═════ Data for this exercise ═════

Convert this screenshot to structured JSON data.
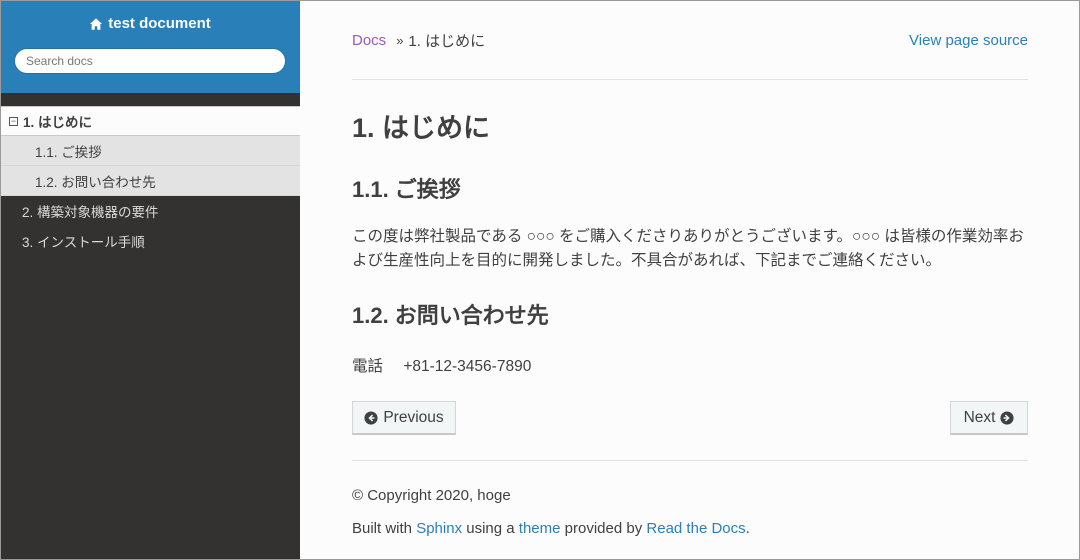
{
  "sidebar": {
    "project_title": "test document",
    "search_placeholder": "Search docs",
    "toggle_symbol": "−",
    "nav": {
      "current": "1. はじめに",
      "sub_items": [
        "1.1. ご挨拶",
        "1.2. お問い合わせ先"
      ],
      "items": [
        "2. 構築対象機器の要件",
        "3. インストール手順"
      ]
    }
  },
  "breadcrumbs": {
    "home": "Docs",
    "separator": "»",
    "current": "1. はじめに",
    "view_source": "View page source"
  },
  "content": {
    "title": "1. はじめに",
    "section1_heading": "1.1. ご挨拶",
    "section1_text": "この度は弊社製品である ○○○ をご購入くださりありがとうございます。○○○ は皆様の作業効率および生産性向上を目的に開発しました。不具合があれば、下記までご連絡ください。",
    "section2_heading": "1.2. お問い合わせ先",
    "tel_label": "電話",
    "tel_number": "+81-12-3456-7890"
  },
  "nav_buttons": {
    "previous": "Previous",
    "next": "Next"
  },
  "footer": {
    "copyright": "© Copyright 2020, hoge",
    "built_with": "Built with",
    "sphinx": "Sphinx",
    "using_a": "using a",
    "theme": "theme",
    "provided_by": "provided by",
    "rtd": "Read the Docs",
    "period": "."
  },
  "colors": {
    "brand_blue": "#2980b9",
    "sidebar_bg": "#343131",
    "link_visited": "#9b59b6",
    "text": "#404040"
  }
}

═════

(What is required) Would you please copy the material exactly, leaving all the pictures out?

(Written response)
Convert this screenshot to structured JSON data.
{
  "sidebar": {
    "project_title": "test document",
    "search_placeholder": "Search docs",
    "toggle_symbol": "−",
    "nav": {
      "current": "1. はじめに",
      "sub_items": [
        "1.1. ご挨拶",
        "1.2. お問い合わせ先"
      ],
      "items": [
        "2. 構築対象機器の要件",
        "3. インストール手順"
      ]
    }
  },
  "breadcrumbs": {
    "home": "Docs",
    "separator": "»",
    "current": "1. はじめに",
    "view_source": "View page source"
  },
  "content": {
    "title": "1. はじめに",
    "section1_heading": "1.1. ご挨拶",
    "section1_text": "この度は弊社製品である ○○○ をご購入くださりありがとうございます。○○○ は皆様の作業効率および生産性向上を目的に開発しました。不具合があれば、下記までご連絡ください。",
    "section2_heading": "1.2. お問い合わせ先",
    "tel_label": "電話",
    "tel_number": "+81-12-3456-7890"
  },
  "nav_buttons": {
    "previous": "Previous",
    "next": "Next"
  },
  "footer": {
    "copyright": "© Copyright 2020, hoge",
    "built_with": "Built with",
    "sphinx": "Sphinx",
    "using_a": "using a",
    "theme": "theme",
    "provided_by": "provided by",
    "rtd": "Read the Docs",
    "period": "."
  },
  "colors": {
    "brand_blue": "#2980b9",
    "sidebar_bg": "#343131",
    "link_visited": "#9b59b6",
    "text": "#404040"
  }
}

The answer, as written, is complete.